Nevertheless, while there are advantages in providing ceremonies in which such drives may be given outlet, so that their consequences can be limited, there is also a danger that such Ceremonies will suffer a steady deterioration. By late Roman times, the Dionysiac worship seems to have deteriorated into a secret society engaged in practices of a revoltingly sexual and sadistic kind. (145)

As I have indicated, this idea of periodical self-abandonment to Eros and Thanatos, which had at the same time the character of a religious act, was primarily associated with the worship of a mother figure. In this pure form, it also betrayed another feature worthy of note: a tendency to direct violence against the self. The mother religions all exhibit self-flagellation in various forms, and also the gashing of the body with knives; flagellation, in an attenuated form, also formed part of the Greek Thesmophoria, and the association of flagellation with fertility ceremonies is a commonplace of modern folklore. In part, this may be explained by saying that flagellation is a sexual stimulant, but the more significant feature is that, whereas in father religions violence is chiefly turned outward, sadistically, in mother religions it seems to be turned inward, masochistically.
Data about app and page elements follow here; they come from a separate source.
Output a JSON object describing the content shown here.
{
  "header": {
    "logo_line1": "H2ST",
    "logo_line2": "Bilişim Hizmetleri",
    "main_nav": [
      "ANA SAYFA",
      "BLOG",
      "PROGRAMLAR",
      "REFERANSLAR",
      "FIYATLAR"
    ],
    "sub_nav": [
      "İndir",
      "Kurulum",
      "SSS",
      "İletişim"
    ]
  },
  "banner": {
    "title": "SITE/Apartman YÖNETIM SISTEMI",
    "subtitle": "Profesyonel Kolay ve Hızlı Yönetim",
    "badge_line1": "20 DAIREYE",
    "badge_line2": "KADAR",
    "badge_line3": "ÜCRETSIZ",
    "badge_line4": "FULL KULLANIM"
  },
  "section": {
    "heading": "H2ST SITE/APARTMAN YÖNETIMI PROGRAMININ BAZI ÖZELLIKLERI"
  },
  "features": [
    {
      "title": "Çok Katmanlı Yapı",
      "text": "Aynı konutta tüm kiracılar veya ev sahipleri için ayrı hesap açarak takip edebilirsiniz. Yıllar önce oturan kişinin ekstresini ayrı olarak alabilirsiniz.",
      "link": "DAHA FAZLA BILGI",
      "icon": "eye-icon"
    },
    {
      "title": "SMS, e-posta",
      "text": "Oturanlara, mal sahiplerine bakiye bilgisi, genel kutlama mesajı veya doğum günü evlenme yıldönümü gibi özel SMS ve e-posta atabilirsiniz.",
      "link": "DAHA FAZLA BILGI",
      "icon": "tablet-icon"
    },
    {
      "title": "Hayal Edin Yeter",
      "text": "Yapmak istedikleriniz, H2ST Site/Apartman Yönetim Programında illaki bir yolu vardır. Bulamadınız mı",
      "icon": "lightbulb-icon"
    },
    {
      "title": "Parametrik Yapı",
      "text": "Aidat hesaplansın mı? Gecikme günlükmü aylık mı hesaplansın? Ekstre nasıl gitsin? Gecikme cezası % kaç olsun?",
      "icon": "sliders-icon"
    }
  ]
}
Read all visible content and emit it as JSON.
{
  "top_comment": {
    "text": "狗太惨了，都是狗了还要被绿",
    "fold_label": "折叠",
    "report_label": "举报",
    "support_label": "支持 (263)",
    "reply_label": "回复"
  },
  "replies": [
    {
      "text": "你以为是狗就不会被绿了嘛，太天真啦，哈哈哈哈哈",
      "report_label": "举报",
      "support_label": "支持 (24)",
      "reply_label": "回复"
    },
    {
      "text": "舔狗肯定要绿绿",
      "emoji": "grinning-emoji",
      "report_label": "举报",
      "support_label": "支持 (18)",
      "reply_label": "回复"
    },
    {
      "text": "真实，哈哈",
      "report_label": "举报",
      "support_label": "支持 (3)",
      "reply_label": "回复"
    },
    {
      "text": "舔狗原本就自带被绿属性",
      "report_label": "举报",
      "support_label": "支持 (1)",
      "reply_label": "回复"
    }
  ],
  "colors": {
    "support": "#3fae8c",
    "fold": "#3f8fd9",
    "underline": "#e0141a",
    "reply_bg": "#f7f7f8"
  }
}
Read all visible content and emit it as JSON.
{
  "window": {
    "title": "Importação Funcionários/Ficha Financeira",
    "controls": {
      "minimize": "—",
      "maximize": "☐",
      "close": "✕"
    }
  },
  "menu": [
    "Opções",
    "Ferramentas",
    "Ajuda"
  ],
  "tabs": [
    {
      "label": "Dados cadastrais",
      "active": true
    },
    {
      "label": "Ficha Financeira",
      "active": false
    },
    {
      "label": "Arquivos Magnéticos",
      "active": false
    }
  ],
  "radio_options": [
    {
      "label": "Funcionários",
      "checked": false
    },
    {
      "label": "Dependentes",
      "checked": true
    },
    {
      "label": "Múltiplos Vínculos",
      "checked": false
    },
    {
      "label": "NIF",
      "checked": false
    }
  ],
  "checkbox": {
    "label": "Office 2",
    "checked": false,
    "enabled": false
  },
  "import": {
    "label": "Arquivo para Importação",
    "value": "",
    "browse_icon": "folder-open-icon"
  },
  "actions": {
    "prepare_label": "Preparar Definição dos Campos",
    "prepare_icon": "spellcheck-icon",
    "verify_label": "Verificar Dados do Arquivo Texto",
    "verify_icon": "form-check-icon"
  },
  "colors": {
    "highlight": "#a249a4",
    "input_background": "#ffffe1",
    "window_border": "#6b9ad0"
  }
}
It is an interesting question how this self-flagellation should be compared with the self-flagellation of the mediaeval period. Both clearly represent a turning of destructive impulses against the self, but there is also a certain difference: the mediaeval form was accompanied by intense feelings of guilt, whereas the earlier does not seem to have been. Moreover, mediaeval masochism was more obsessive; it was often continued for long periods. The masochism of the mother religions was usually an annual event; frequently it shrank to mere symbol; I think it is fair to say that its character was primarily that of a cathartic discharge of aggressive impulses. Nevertheless, it is characteristic of mother identification that the discharge should take a masochistic, not a sadistic form. It would therefore be extremely interesting to try to discover whether those who practised self-flagellation in the mediaeval period were biased towards mother-identifications for it may be that the Church encouraged self-flagellation as part of its attempt to deal with the persistent metrist trend and to keep within its ranks many who might, without this outlet, have seceded to the matrist heresies which we discussed in Chapter V.

Furthermore, this attack- on the self took a specific sexual form, in that it led, in certain cases, to self-castration . Lucian’s account (220) is informative:

On certain days a multitude flocks to the temple, and the Galli in great numbers, sacred as they are, perform the ceremonies of the men and gash their arms and turn their backs to be lashed. Many bystanders play on the pipes, while many beat drums; others sing divine and sacred songs. All this performance takes place outside the temple… As the Galli sing and celebrate their orgies, frenzy falls on some of them, and many who had come as mere spectators afterwards are found to have committed the great act. I shall narrate what they do. Any young man who has resolved on this action, strips off his clothes and with a loud shout burst into the midst of the crowd and picks up a sword from number of swords which I suppose have been kept ready for many years for this purpose. He takes it and castrates himself and runs wild through the city bearing in his hands what he has cut off. He casts it into any house at will, and from this house he receives women’s raiment and ornaments.